(Dataset rows describing interfaces)
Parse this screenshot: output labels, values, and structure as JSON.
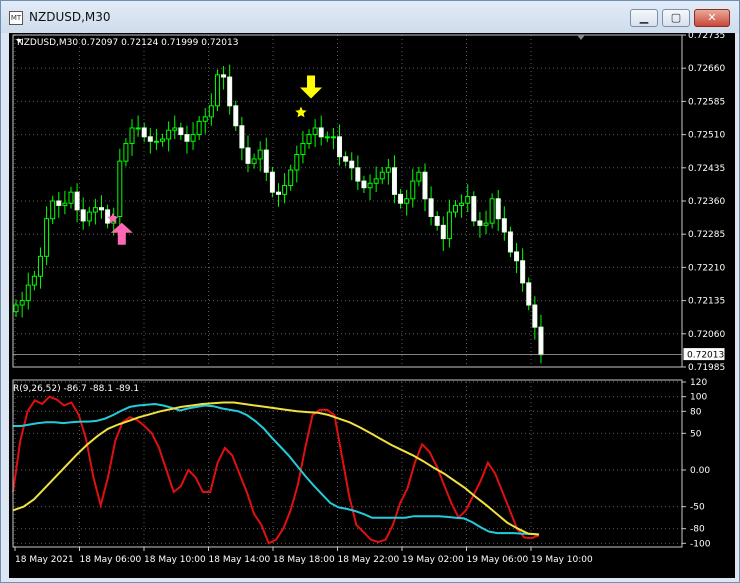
{
  "window": {
    "title": "NZDUSD,M30",
    "icon_label": "MT",
    "controls": {
      "minimize_icon": "minimize-icon",
      "maximize_icon": "maximize-icon",
      "close_icon": "close-icon"
    }
  },
  "chart_data": [
    {
      "type": "candlestick",
      "header": "NZDUSD,M30  0.72097 0.72124 0.71999 0.72013",
      "yticks": [
        "0.72735",
        "0.72660",
        "0.72585",
        "0.72510",
        "0.72435",
        "0.72360",
        "0.72285",
        "0.72210",
        "0.72135",
        "0.72060",
        "0.71985"
      ],
      "ylim": [
        0.71985,
        0.72735
      ],
      "current_price": "0.72013",
      "close": [
        0.72125,
        0.72135,
        0.7217,
        0.7219,
        0.72235,
        0.7232,
        0.7236,
        0.7235,
        0.72355,
        0.7238,
        0.7234,
        0.72315,
        0.72335,
        0.72345,
        0.7234,
        0.7231,
        0.72325,
        0.7245,
        0.7249,
        0.72525,
        0.72525,
        0.72505,
        0.72495,
        0.72495,
        0.725,
        0.7252,
        0.72525,
        0.7251,
        0.72495,
        0.7251,
        0.7254,
        0.7255,
        0.72575,
        0.72645,
        0.7264,
        0.72575,
        0.7253,
        0.7248,
        0.72445,
        0.72455,
        0.72475,
        0.72425,
        0.7238,
        0.72375,
        0.72395,
        0.7243,
        0.72465,
        0.7249,
        0.7251,
        0.72525,
        0.72505,
        0.72505,
        0.72505,
        0.7246,
        0.7245,
        0.72435,
        0.72405,
        0.7239,
        0.724,
        0.7241,
        0.72425,
        0.72435,
        0.72375,
        0.72355,
        0.72365,
        0.72405,
        0.72425,
        0.72365,
        0.72325,
        0.72305,
        0.72275,
        0.72335,
        0.7235,
        0.72355,
        0.7237,
        0.72315,
        0.72305,
        0.7231,
        0.72365,
        0.7232,
        0.7229,
        0.72245,
        0.72225,
        0.72175,
        0.72125,
        0.72075,
        0.72013
      ],
      "markers": [
        {
          "type": "buy",
          "index": 17,
          "price": 0.7232,
          "color": "#ff69b4"
        },
        {
          "type": "sell",
          "index": 48,
          "price": 0.7256,
          "color": "#ffff00"
        }
      ],
      "xticks": [
        "18 May 2021",
        "18 May 06:00",
        "18 May 10:00",
        "18 May 14:00",
        "18 May 18:00",
        "18 May 22:00",
        "19 May 02:00",
        "19 May 06:00",
        "19 May 10:00"
      ]
    },
    {
      "type": "line",
      "header": "R(9,26,52) -86.7 -88.1 -89.1",
      "ylim": [
        -105,
        120
      ],
      "yticks": [
        "120",
        "100",
        "80",
        "50",
        "0.00",
        "-50",
        "-80",
        "-100"
      ],
      "series": [
        {
          "color": "#e01010",
          "values": [
            -30,
            40,
            80,
            95,
            90,
            100,
            96,
            88,
            92,
            75,
            42,
            -10,
            -48,
            -10,
            40,
            65,
            72,
            68,
            60,
            50,
            30,
            0,
            -30,
            -22,
            0,
            -10,
            -30,
            -30,
            10,
            30,
            20,
            -5,
            -30,
            -60,
            -75,
            -100,
            -95,
            -80,
            -55,
            -20,
            30,
            75,
            82,
            82,
            75,
            20,
            -35,
            -75,
            -85,
            -95,
            -98,
            -95,
            -75,
            -45,
            -25,
            10,
            35,
            25,
            5,
            -20,
            -45,
            -65,
            -55,
            -35,
            -15,
            10,
            -5,
            -30,
            -55,
            -80,
            -92,
            -93,
            -89
          ]
        },
        {
          "color": "#22ccdd",
          "values": [
            60,
            60,
            62,
            64,
            65,
            65,
            64,
            65,
            66,
            66,
            67,
            70,
            75,
            81,
            86,
            88,
            89,
            90,
            88,
            85,
            81,
            84,
            86,
            88,
            87,
            84,
            82,
            80,
            75,
            67,
            57,
            44,
            32,
            20,
            6,
            -8,
            -21,
            -33,
            -45,
            -51,
            -53,
            -56,
            -60,
            -65,
            -65,
            -65,
            -65,
            -65,
            -63,
            -63,
            -63,
            -63,
            -64,
            -65,
            -66,
            -71,
            -78,
            -84,
            -86,
            -86,
            -86,
            -87,
            -87,
            -88
          ]
        },
        {
          "color": "#f0e040",
          "values": [
            -55,
            -50,
            -40,
            -25,
            -10,
            5,
            20,
            34,
            46,
            56,
            62,
            67,
            72,
            76,
            80,
            83,
            86,
            88,
            90,
            91,
            92,
            92,
            90,
            88,
            86,
            84,
            82,
            80,
            79,
            78,
            75,
            70,
            65,
            58,
            50,
            42,
            34,
            27,
            20,
            12,
            3,
            -5,
            -15,
            -25,
            -37,
            -48,
            -60,
            -72,
            -80,
            -87,
            -88
          ]
        }
      ]
    }
  ]
}
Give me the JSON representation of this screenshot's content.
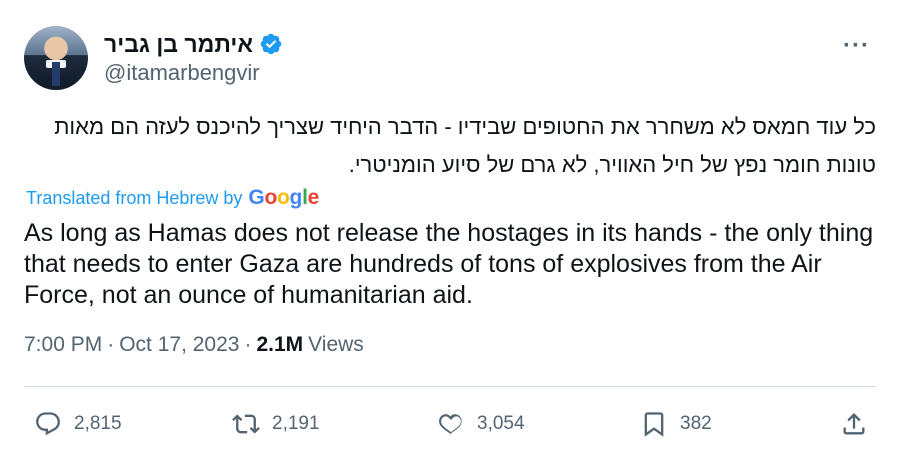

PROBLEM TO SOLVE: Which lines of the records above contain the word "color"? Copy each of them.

WRITTEN RESPONSE:
          "color": "#ff69b4"
          "color": "#ffff00"
          "color": "#e01010",
          "color": "#22ccdd",
          "color": "#f0e040",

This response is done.